Dataset items:
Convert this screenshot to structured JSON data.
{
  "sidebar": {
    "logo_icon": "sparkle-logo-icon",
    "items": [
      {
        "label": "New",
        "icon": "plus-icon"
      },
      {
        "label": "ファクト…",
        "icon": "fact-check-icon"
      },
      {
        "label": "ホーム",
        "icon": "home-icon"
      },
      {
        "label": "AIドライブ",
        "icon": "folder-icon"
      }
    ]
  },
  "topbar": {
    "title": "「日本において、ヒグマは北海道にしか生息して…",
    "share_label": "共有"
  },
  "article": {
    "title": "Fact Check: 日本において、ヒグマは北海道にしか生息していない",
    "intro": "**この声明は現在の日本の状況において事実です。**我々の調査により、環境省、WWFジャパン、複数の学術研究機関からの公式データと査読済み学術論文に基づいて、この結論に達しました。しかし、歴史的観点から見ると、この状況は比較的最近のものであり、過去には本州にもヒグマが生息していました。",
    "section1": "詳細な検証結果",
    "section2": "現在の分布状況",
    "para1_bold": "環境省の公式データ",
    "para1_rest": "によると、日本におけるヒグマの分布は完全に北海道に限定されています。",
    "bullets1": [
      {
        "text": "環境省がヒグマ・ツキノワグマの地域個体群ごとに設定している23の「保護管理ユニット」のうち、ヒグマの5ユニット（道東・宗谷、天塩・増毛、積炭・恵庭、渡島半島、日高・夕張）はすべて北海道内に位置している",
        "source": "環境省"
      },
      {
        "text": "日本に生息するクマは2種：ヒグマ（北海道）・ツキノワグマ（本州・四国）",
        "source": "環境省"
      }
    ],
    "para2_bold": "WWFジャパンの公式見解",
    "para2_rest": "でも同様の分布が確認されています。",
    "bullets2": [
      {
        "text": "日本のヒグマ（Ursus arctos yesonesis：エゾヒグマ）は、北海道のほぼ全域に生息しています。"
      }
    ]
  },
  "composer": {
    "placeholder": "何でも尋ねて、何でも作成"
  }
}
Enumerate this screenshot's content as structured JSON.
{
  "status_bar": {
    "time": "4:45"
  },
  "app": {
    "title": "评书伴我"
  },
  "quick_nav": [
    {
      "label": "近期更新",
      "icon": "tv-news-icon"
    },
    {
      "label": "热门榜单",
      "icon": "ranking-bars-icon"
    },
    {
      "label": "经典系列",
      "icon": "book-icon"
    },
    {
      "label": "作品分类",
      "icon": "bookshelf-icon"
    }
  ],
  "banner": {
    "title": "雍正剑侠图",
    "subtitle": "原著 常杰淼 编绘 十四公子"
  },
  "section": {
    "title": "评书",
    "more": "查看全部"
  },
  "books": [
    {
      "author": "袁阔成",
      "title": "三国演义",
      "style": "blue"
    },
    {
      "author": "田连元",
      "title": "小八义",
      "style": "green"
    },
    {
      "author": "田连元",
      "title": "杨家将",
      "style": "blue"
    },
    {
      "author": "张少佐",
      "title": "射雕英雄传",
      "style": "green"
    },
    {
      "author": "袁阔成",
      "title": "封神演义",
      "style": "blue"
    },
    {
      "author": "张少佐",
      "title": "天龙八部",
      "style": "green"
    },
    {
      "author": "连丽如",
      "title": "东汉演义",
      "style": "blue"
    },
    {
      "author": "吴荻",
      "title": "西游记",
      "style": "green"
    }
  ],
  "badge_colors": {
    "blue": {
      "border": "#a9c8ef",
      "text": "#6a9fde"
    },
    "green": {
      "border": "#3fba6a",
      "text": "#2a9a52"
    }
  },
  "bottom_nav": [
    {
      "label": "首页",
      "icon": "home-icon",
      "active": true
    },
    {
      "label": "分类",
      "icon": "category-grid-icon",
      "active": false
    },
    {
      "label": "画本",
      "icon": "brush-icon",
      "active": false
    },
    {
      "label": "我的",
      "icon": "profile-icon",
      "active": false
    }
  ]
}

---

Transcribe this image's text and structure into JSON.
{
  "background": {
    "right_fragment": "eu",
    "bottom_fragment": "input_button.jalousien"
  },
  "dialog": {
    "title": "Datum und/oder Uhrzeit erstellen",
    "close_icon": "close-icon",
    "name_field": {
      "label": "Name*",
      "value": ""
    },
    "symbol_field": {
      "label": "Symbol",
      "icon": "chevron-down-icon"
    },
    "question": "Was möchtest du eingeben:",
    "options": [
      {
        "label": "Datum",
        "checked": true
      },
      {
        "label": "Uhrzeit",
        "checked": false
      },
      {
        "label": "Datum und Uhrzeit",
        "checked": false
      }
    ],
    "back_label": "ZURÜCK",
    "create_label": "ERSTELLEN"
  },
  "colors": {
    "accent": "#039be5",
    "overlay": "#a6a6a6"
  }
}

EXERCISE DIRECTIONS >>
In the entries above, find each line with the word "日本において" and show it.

SOLUTION BELOW >>
    "title": "「日本において、ヒグマは北海道にしか生息して…",
    "title": "Fact Check: 日本において、ヒグマは北海道にしか生息していない",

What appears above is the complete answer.